● **Your objective**
Locate each line of the material that contains "Monroe", then return it.

● **Input**
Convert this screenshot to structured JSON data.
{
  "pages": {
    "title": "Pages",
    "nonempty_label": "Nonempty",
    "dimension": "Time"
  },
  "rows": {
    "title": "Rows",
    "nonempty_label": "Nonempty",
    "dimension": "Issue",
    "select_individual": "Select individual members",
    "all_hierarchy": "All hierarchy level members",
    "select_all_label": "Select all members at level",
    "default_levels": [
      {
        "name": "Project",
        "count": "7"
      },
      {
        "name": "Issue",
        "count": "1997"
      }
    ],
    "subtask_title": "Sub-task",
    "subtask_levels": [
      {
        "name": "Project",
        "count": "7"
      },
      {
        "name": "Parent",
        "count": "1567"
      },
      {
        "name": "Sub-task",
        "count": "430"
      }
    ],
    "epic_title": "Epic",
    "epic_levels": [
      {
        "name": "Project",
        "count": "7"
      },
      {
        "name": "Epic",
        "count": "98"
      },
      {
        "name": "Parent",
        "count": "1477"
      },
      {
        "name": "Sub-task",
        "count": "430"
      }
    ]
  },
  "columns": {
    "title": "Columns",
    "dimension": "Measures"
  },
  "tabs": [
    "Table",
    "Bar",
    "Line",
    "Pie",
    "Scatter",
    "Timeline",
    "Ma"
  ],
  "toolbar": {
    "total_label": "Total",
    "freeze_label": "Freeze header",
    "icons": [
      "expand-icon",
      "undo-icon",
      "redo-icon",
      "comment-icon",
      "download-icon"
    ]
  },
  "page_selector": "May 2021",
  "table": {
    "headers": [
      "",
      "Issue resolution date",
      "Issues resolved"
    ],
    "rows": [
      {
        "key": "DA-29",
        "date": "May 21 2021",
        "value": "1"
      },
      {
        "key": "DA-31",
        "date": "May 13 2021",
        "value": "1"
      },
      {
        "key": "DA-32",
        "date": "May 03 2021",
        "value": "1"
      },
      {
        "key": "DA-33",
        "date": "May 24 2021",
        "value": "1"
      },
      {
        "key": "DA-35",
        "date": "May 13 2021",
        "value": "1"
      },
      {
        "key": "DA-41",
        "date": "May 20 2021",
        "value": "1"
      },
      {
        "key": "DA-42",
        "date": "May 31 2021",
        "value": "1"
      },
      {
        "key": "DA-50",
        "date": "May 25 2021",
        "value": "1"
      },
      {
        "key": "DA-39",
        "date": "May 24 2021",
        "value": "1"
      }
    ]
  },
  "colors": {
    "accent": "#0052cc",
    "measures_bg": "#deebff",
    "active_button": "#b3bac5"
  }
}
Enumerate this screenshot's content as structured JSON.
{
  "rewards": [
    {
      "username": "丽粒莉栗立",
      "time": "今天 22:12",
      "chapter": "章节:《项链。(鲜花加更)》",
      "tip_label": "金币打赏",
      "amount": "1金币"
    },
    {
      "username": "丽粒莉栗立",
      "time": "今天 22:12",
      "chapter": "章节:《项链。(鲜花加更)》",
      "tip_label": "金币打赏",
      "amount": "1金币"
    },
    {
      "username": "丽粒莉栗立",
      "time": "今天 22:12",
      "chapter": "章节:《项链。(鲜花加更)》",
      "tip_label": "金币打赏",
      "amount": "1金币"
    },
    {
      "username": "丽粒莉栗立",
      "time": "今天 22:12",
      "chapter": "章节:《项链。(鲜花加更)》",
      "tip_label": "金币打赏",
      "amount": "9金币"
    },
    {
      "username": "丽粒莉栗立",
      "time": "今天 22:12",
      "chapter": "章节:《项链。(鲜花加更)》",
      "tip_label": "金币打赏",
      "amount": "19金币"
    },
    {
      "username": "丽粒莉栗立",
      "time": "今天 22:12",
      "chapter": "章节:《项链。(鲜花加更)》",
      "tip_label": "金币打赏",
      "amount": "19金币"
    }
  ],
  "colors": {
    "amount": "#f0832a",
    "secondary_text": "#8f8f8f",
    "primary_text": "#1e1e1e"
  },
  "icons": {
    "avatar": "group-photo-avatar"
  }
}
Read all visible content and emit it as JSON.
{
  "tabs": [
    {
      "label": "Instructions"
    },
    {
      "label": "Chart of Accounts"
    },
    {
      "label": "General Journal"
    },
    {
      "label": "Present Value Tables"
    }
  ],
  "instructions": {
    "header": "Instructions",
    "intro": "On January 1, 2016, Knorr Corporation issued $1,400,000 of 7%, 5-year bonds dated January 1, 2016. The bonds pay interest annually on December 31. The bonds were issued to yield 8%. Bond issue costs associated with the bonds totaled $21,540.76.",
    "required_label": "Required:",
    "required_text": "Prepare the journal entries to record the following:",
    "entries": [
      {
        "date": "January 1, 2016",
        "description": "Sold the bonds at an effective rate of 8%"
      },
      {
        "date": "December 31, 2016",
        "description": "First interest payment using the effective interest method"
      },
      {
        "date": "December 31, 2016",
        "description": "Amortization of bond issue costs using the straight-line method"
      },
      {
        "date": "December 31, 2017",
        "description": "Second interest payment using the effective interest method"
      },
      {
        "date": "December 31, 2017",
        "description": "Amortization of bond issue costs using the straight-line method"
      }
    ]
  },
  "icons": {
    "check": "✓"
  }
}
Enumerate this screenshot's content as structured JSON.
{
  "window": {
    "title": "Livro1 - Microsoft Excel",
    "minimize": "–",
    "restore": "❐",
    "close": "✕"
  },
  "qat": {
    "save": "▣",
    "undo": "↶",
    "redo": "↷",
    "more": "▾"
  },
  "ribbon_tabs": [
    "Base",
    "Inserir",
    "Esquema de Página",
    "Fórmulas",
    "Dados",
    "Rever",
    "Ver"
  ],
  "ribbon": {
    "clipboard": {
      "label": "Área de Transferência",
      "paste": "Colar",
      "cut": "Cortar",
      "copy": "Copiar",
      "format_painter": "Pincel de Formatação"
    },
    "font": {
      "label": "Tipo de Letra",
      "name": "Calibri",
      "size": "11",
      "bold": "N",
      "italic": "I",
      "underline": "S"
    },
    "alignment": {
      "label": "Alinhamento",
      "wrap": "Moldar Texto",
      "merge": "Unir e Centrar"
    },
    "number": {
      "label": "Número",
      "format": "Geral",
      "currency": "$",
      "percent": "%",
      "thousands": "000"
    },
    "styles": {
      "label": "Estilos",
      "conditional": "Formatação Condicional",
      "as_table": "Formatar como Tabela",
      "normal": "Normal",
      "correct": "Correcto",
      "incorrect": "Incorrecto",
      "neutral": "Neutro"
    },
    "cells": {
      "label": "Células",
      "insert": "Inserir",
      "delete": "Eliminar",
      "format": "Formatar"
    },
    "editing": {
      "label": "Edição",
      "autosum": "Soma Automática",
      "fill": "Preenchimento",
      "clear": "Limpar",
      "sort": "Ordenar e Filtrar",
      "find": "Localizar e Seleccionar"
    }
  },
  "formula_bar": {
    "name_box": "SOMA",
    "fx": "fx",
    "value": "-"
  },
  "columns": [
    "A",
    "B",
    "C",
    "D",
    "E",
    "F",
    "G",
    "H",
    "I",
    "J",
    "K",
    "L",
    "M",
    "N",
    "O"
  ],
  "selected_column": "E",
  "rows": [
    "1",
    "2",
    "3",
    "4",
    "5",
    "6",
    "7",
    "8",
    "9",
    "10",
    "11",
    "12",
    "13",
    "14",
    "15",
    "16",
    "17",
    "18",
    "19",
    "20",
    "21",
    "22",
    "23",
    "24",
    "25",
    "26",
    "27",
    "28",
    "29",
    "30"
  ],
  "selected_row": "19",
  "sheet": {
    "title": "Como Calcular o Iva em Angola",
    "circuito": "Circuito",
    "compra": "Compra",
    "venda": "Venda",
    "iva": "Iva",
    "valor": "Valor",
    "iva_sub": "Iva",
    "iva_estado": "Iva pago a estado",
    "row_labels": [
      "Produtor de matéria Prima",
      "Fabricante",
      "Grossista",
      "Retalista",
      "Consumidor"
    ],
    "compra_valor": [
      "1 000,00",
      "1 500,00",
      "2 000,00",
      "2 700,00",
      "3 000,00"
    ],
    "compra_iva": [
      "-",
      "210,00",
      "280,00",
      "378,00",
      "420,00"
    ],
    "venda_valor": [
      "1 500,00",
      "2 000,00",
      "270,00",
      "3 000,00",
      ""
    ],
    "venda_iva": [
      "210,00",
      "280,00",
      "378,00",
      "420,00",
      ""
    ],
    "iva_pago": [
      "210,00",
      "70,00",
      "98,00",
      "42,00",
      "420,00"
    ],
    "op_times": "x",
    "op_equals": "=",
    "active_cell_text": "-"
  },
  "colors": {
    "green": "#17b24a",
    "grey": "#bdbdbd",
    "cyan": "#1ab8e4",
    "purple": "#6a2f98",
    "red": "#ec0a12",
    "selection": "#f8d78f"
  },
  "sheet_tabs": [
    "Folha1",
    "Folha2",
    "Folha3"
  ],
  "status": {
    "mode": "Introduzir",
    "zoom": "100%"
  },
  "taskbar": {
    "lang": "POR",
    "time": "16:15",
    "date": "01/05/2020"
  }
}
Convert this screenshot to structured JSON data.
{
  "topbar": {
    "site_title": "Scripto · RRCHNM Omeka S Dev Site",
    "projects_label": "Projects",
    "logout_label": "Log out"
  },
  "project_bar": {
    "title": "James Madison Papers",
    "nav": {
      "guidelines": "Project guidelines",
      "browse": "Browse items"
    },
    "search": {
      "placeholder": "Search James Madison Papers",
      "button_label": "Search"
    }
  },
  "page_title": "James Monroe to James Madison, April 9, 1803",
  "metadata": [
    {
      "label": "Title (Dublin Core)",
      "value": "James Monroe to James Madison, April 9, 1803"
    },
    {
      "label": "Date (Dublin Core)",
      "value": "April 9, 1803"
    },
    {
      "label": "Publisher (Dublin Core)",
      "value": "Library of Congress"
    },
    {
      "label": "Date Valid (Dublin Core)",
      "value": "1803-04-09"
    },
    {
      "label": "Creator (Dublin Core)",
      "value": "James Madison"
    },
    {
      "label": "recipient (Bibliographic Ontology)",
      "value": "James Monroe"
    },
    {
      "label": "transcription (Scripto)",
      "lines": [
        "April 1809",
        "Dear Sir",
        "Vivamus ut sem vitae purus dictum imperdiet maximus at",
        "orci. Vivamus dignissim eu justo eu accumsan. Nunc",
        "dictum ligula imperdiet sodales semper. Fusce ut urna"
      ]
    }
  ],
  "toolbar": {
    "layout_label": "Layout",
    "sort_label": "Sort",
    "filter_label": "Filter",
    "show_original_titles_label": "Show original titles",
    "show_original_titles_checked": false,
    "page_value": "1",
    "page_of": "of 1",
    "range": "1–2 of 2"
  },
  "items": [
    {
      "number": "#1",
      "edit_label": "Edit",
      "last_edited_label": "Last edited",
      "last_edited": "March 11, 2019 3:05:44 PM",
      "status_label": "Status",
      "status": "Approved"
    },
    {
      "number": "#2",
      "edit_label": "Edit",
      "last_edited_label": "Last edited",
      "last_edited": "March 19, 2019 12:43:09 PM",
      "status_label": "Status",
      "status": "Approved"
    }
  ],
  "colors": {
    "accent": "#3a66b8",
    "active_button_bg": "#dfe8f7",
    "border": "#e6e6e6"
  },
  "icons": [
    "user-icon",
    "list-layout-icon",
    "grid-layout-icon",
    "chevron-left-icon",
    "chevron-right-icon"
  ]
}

● **Task answer**
  "page_title": "James Monroe to James Madison, April 9, 1803",
      "value": "James Monroe to James Madison, April 9, 1803"
      "value": "James Monroe"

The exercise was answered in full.